IS 10 TODAY17/02/2013Pear & Cardamom Sidecar
Remember the furore over the introduction of London's Congestion Charge? The very notion of having to pay to drive one's car into town would, folk argued, stifle London's small businesses and leave the West End shops looking like a still from 28 Days Later.
Others painted a brighter picture, of a London bereft of selfish drivers, a place where Routemasters, cyclists, messenger bikes and the odd scenic London taxi could roam the streets like so many buffalo migrating across the savannah.
Obviously, both sides were wrong. But today, with the congestion charge firmly in place since 17 February 2003, it's hard to imagine the capital without it - it's almost at a standstill due to congestion with it! Instead we'll drink a London Sour, created by the great Trader Vic himself for the opening of his London restaurant in 1963.
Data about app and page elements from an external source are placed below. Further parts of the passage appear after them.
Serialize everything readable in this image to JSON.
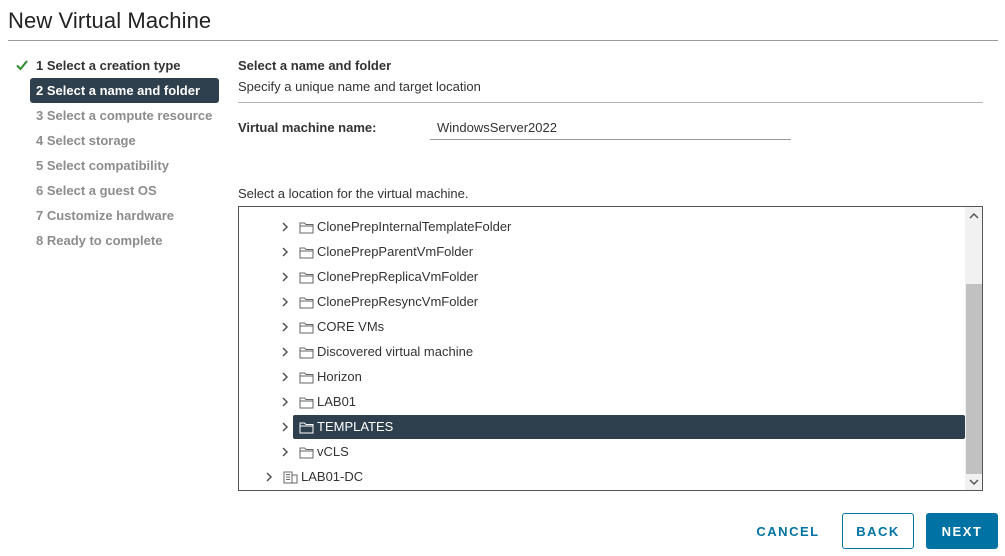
{
  "window": {
    "title": "New Virtual Machine"
  },
  "steps": [
    {
      "label": "1 Select a creation type",
      "state": "done"
    },
    {
      "label": "2 Select a name and folder",
      "state": "active"
    },
    {
      "label": "3 Select a compute resource",
      "state": "pending"
    },
    {
      "label": "4 Select storage",
      "state": "pending"
    },
    {
      "label": "5 Select compatibility",
      "state": "pending"
    },
    {
      "label": "6 Select a guest OS",
      "state": "pending"
    },
    {
      "label": "7 Customize hardware",
      "state": "pending"
    },
    {
      "label": "8 Ready to complete",
      "state": "pending"
    }
  ],
  "main": {
    "title": "Select a name and folder",
    "subtitle": "Specify a unique name and target location",
    "vm_name_label": "Virtual machine name:",
    "vm_name_value": "WindowsServer2022",
    "location_label": "Select a location for the virtual machine."
  },
  "tree": {
    "items": [
      {
        "label": "ClonePrepInternalTemplateFolder",
        "icon": "folder-icon",
        "selected": false
      },
      {
        "label": "ClonePrepParentVmFolder",
        "icon": "folder-icon",
        "selected": false
      },
      {
        "label": "ClonePrepReplicaVmFolder",
        "icon": "folder-icon",
        "selected": false
      },
      {
        "label": "ClonePrepResyncVmFolder",
        "icon": "folder-icon",
        "selected": false
      },
      {
        "label": "CORE VMs",
        "icon": "folder-icon",
        "selected": false
      },
      {
        "label": "Discovered virtual machine",
        "icon": "folder-icon",
        "selected": false
      },
      {
        "label": "Horizon",
        "icon": "folder-icon",
        "selected": false
      },
      {
        "label": "LAB01",
        "icon": "folder-icon",
        "selected": false
      },
      {
        "label": "TEMPLATES",
        "icon": "folder-icon",
        "selected": true
      },
      {
        "label": "vCLS",
        "icon": "folder-icon",
        "selected": false
      },
      {
        "label": "LAB01-DC",
        "icon": "datacenter-icon",
        "selected": false
      }
    ]
  },
  "footer": {
    "cancel_label": "CANCEL",
    "back_label": "BACK",
    "next_label": "NEXT"
  },
  "colors": {
    "accent": "#0072a3",
    "selected_bg": "#2e3f4d",
    "check": "#2e8b2e"
  }
}
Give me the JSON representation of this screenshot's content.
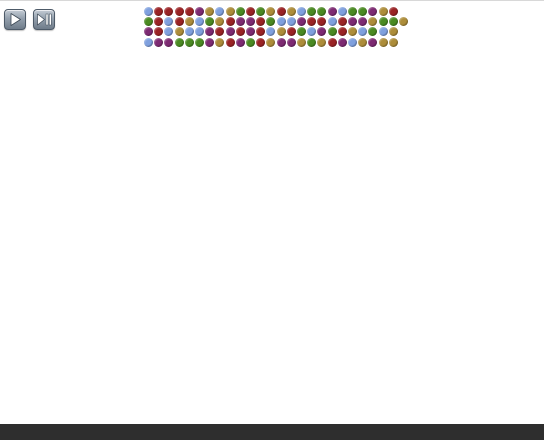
{
  "controls": {
    "play_icon": "play-icon",
    "step_icon": "play-pause-icon"
  },
  "palette": {
    "b": "#7fa0de",
    "r": "#9a2325",
    "p": "#7d2a72",
    "o": "#ad8d3a",
    "g": "#4a8a22"
  },
  "board": {
    "rows": [
      [
        "b",
        "r",
        "r",
        "r",
        "r",
        "p",
        "o",
        "b",
        "o",
        "g",
        "r",
        "g",
        "o",
        "r",
        "o",
        "b",
        "g",
        "g",
        "p",
        "b",
        "g",
        "g",
        "p",
        "o",
        "r"
      ],
      [
        "g",
        "r",
        "b",
        "r",
        "o",
        "b",
        "g",
        "o",
        "r",
        "p",
        "p",
        "r",
        "g",
        "b",
        "b",
        "p",
        "r",
        "r",
        "b",
        "r",
        "p",
        "p",
        "o",
        "g",
        "g",
        "o"
      ],
      [
        "p",
        "r",
        "b",
        "o",
        "b",
        "b",
        "p",
        "r",
        "p",
        "r",
        "p",
        "r",
        "b",
        "o",
        "r",
        "g",
        "b",
        "p",
        "g",
        "r",
        "o",
        "b",
        "g",
        "b",
        "o"
      ],
      [
        "b",
        "p",
        "p",
        "g",
        "g",
        "g",
        "p",
        "o",
        "r",
        "p",
        "g",
        "r",
        "o",
        "p",
        "p",
        "o",
        "g",
        "o",
        "r",
        "p",
        "b",
        "o",
        "p",
        "o",
        "o"
      ]
    ]
  }
}
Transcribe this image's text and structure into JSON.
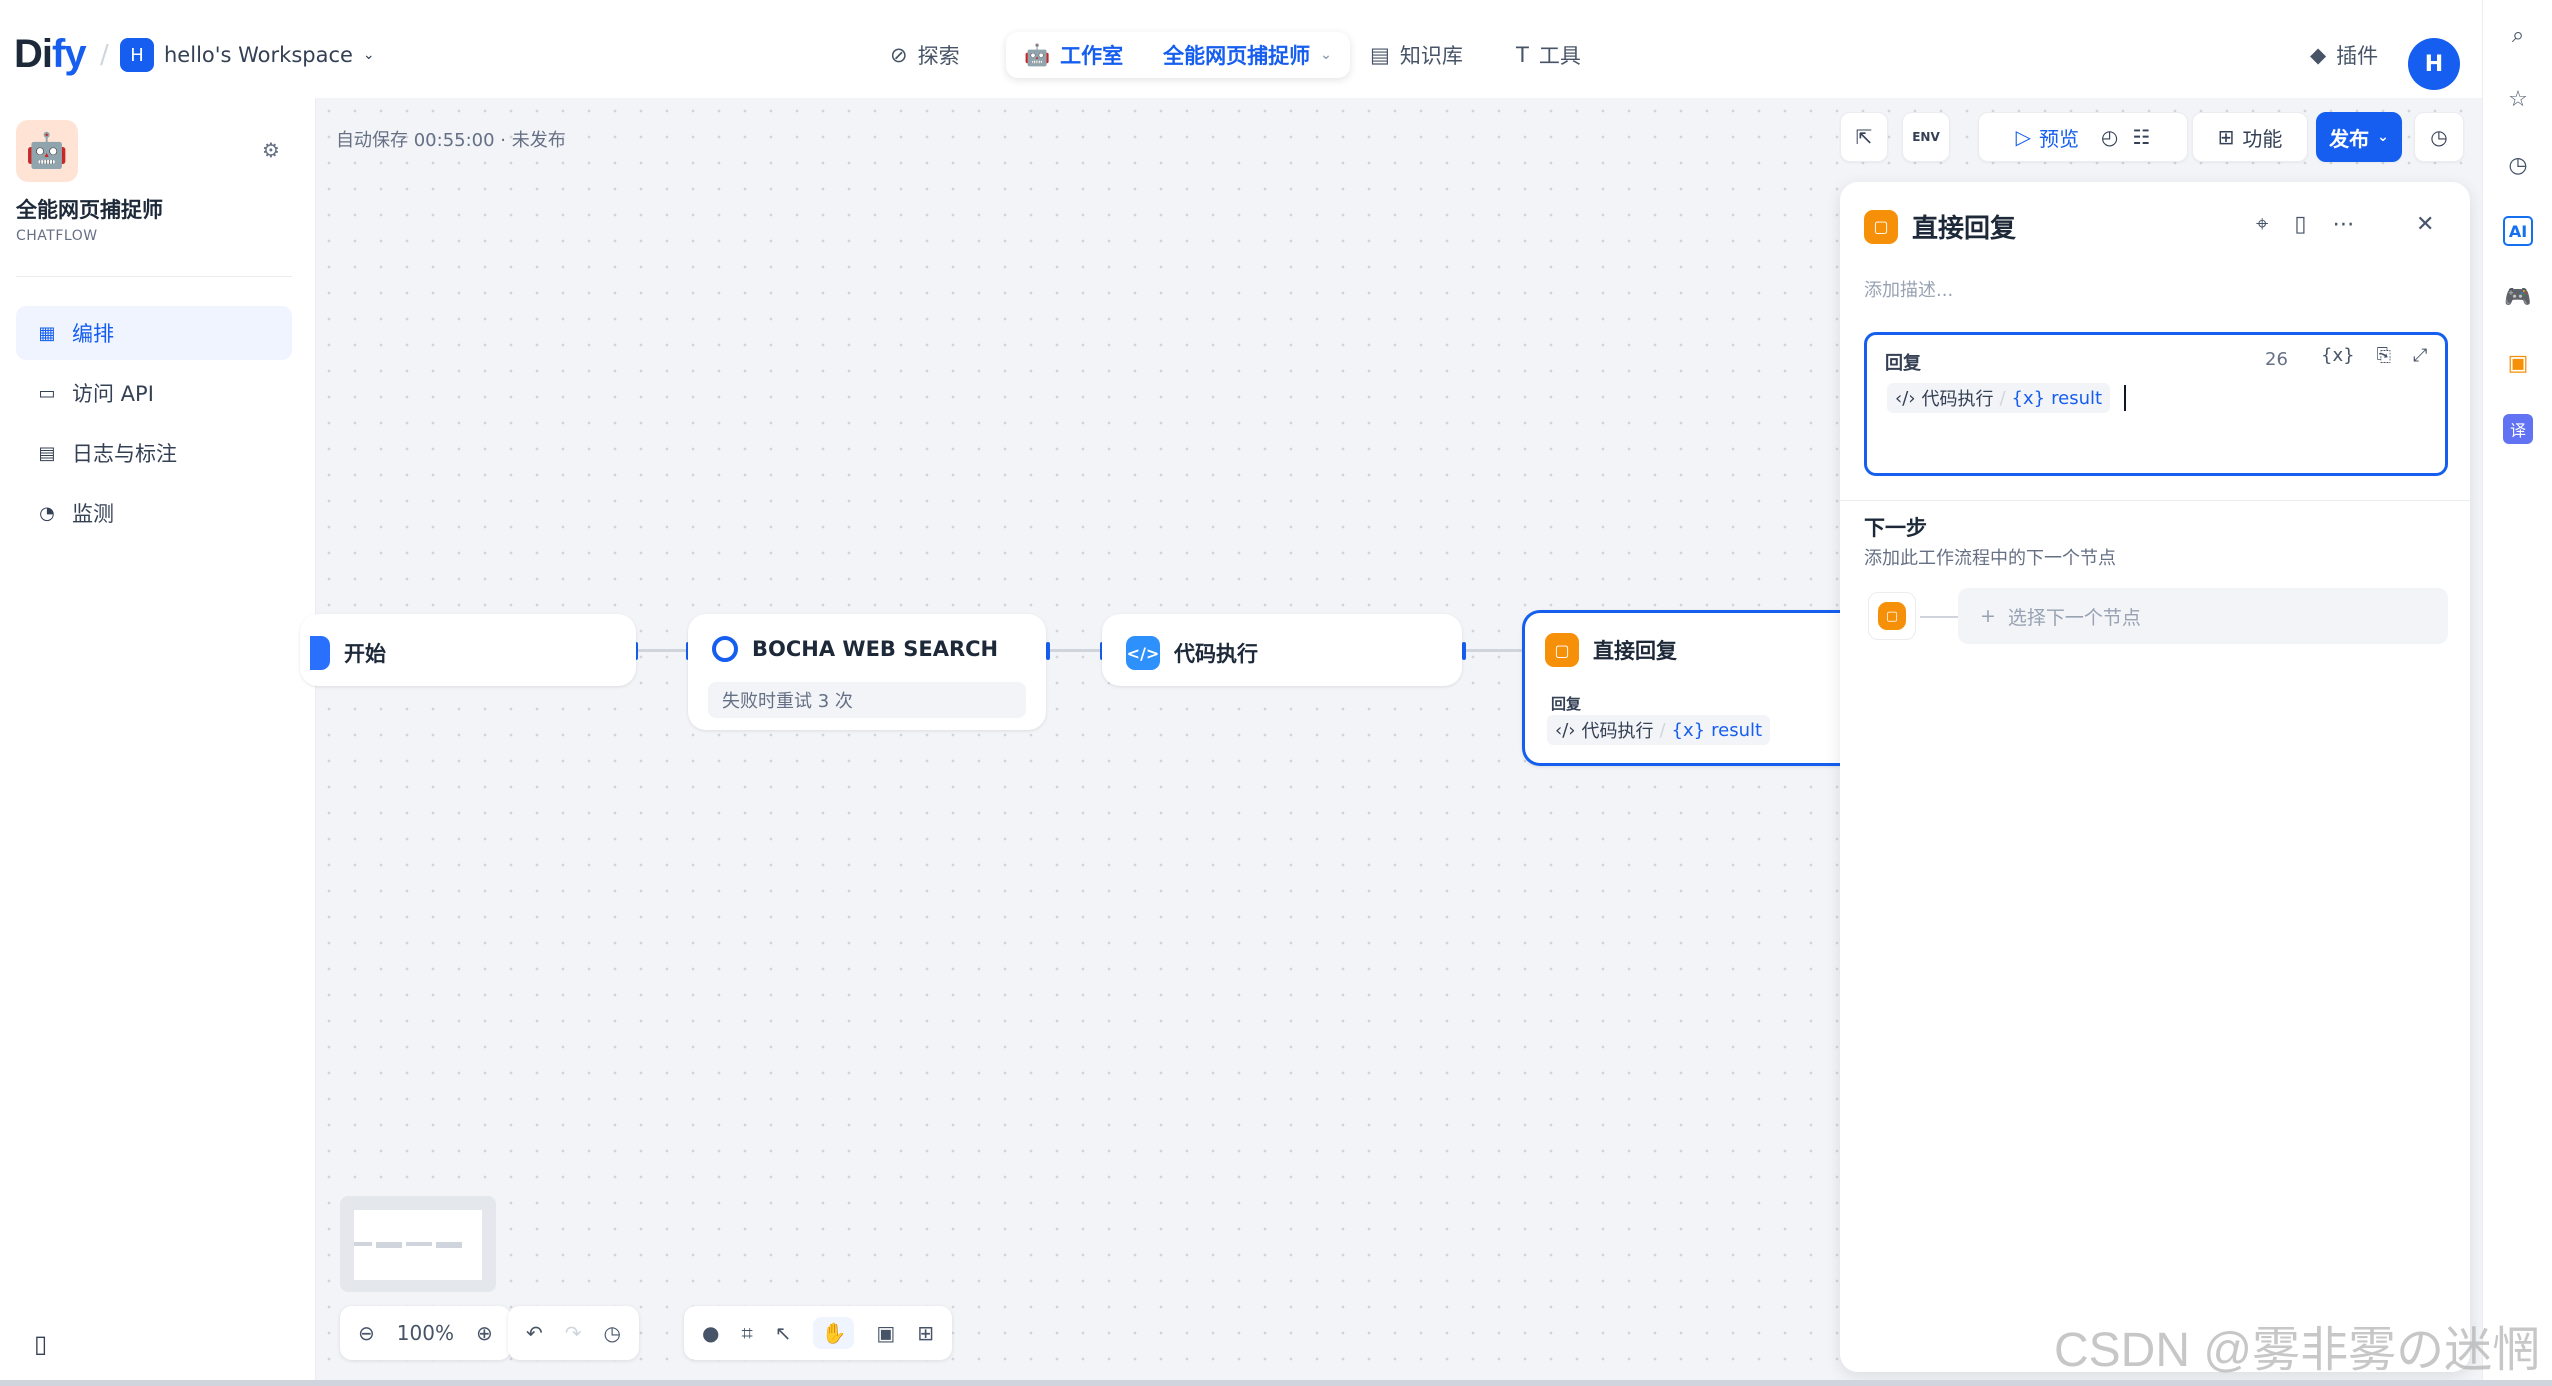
{
  "header": {
    "logo_main": "Di",
    "logo_accent": "fy",
    "workspace_badge": "H",
    "workspace_name": "hello's Workspace",
    "nav": {
      "explore": "探索",
      "studio": "工作室",
      "app_name": "全能网页捕捉师",
      "knowledge": "知识库",
      "tools": "工具",
      "plugins": "插件"
    },
    "avatar": "H"
  },
  "sidebar": {
    "app_name": "全能网页捕捉师",
    "app_type": "CHATFLOW",
    "items": [
      {
        "label": "编排",
        "active": true
      },
      {
        "label": "访问 API"
      },
      {
        "label": "日志与标注"
      },
      {
        "label": "监测"
      }
    ]
  },
  "canvas": {
    "autosave": "自动保存 00:55:00 · 未发布",
    "toolbar": {
      "preview": "预览",
      "features": "功能",
      "publish": "发布"
    },
    "nodes": {
      "start": {
        "title": "开始"
      },
      "bocha": {
        "title": "BOCHA WEB SEARCH",
        "retry": "失败时重试 3 次"
      },
      "code": {
        "title": "代码执行"
      },
      "answer": {
        "title": "直接回复",
        "label": "回复",
        "var_source": "代码执行",
        "var_name": "result"
      }
    },
    "zoom": "100%"
  },
  "panel": {
    "title": "直接回复",
    "description_placeholder": "添加描述...",
    "editor": {
      "label": "回复",
      "count": "26",
      "var_source": "代码执行",
      "var_sep": "/",
      "var_name": "result"
    },
    "next": {
      "title": "下一步",
      "desc": "添加此工作流程中的下一个节点",
      "select_placeholder": "选择下一个节点"
    }
  },
  "watermark": "CSDN @雾非雾の迷惘",
  "colors": {
    "primary": "#155eef",
    "answer_orange": "#f79009",
    "code_blue": "#2e90fa"
  }
}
Puccini's opera 'Madame Butterfly' which tells the story of an American sailor, B.F. Pinkerton, who marries and abandons a young Japanese geisha, Cio-Cio-San, or Madame Butterfly had its world premiere at La Scala in Milan this day in 1904. It's a real tear-jurker of an opera, but the opening night was an emotional occasion for more than one reason.
Puccini's long term mistress, Elvira Gemignani, had left her husband for the composer, and the couple even had a son together. Stringent Italian marriage laws meant that Elvira couldn't get a divorce though, so the couple couldn't get married. In 1904 though, Elvira's husband died, so her and Puccini's relationship could finally become official, and the premiere of Madame Butterfly marked the first occasion that the two attended a premiere together.
Why not mix an Opera cocktail to mark the premier of this classic...and for real opera buffs, why not enjoy the cocktail before you head out to see the opera tonight - preferably Madame Butterfly.
Towards the end of the American Civil War, rumours had been flying around that the Confederates, Southern states fighting the north for the right to own slaves, had a mysterious secret weapon. And, on this day in 1864, the secret weapon was unveiled. A combat submarine, powered by hand cranks, the H. L. Hunley, attacked and sank the U.S.S. Housatonic - the first successful submarine attack in military history.
Well, "successful" is a bit of an overstatement. Unfortunately, the H. L. Hunley sank herself in the aftermath of the assault, taking all her crew to their deaths. It was her third fatal sinking over the course of her career, and this time she would not be salvaged for over a century.
Workable, long-range submarines would not appear for several decades after this - and many, many brave men died during their development. In honour of them, and the victims of both the Hunley and the Housatonic, we are drinking a Cherry Mariner, our take on a drink by Mickael Perron.